Task description: Check every line of the data and copy the ones where "bodies" appears.
┌──
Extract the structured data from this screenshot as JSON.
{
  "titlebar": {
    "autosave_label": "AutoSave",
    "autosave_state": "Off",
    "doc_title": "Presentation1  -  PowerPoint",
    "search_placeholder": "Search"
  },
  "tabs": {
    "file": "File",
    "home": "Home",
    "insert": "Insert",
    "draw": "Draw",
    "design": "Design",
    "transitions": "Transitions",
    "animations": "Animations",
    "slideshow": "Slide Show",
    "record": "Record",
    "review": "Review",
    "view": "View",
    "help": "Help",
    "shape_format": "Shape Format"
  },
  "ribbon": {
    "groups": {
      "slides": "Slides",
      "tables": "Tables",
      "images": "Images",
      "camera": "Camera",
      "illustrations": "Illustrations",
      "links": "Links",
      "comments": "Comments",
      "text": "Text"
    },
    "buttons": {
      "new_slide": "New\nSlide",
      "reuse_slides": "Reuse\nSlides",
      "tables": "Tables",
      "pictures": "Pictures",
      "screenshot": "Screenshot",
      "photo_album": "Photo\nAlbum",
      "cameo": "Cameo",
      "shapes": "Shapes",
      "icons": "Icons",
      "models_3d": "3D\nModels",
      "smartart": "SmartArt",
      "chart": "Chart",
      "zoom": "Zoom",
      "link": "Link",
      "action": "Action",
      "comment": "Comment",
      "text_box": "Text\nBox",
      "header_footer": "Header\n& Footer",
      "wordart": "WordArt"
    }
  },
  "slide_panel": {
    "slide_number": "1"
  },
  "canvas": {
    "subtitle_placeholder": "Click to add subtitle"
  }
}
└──
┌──
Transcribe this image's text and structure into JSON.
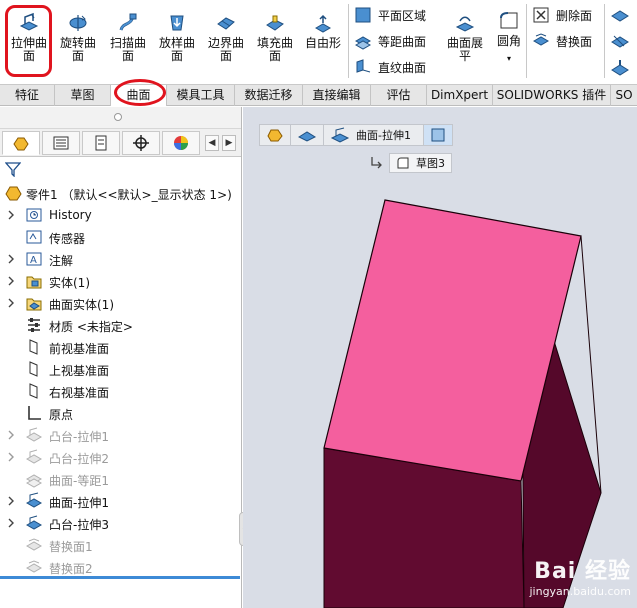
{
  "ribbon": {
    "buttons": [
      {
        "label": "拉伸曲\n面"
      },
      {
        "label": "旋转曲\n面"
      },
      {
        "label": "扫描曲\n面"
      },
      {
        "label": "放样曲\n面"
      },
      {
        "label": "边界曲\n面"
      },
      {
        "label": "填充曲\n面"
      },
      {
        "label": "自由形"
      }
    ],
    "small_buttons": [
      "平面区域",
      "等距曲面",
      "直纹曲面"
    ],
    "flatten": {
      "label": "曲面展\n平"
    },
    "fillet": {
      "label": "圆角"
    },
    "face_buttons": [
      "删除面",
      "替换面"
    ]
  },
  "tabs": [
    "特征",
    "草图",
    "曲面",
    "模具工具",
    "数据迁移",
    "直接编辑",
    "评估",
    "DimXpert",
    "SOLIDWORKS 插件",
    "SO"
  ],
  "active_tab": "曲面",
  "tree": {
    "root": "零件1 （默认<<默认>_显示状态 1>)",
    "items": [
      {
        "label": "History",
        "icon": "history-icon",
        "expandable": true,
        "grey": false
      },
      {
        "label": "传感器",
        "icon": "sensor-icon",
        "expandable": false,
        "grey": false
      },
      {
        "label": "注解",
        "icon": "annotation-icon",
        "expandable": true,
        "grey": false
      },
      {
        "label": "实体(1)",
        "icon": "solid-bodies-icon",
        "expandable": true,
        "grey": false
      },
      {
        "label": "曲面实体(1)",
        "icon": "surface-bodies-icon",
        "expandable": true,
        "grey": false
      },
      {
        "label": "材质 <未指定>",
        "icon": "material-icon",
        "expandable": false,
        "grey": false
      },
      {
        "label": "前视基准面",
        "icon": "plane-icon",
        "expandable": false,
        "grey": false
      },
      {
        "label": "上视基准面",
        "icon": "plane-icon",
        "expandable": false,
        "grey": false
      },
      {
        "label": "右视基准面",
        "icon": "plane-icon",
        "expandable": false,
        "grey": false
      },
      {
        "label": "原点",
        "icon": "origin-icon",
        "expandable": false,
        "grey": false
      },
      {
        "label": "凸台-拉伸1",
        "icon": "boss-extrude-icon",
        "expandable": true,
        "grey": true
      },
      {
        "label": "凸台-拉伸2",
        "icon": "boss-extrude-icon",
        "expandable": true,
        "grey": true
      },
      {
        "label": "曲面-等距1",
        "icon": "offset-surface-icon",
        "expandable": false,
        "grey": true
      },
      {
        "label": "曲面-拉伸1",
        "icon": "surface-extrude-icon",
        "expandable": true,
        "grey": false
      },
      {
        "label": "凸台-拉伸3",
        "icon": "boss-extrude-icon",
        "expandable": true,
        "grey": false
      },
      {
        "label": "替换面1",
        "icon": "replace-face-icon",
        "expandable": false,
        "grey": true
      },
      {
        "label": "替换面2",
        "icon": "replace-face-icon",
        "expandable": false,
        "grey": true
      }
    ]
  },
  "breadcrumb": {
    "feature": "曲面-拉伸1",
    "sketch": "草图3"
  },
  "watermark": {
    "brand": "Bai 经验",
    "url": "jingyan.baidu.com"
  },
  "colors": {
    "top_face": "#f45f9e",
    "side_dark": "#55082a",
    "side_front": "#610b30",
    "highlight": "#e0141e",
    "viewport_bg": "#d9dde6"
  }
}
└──
Task result:
        "icon": "solid-bodies-icon",
        "icon": "surface-bodies-icon",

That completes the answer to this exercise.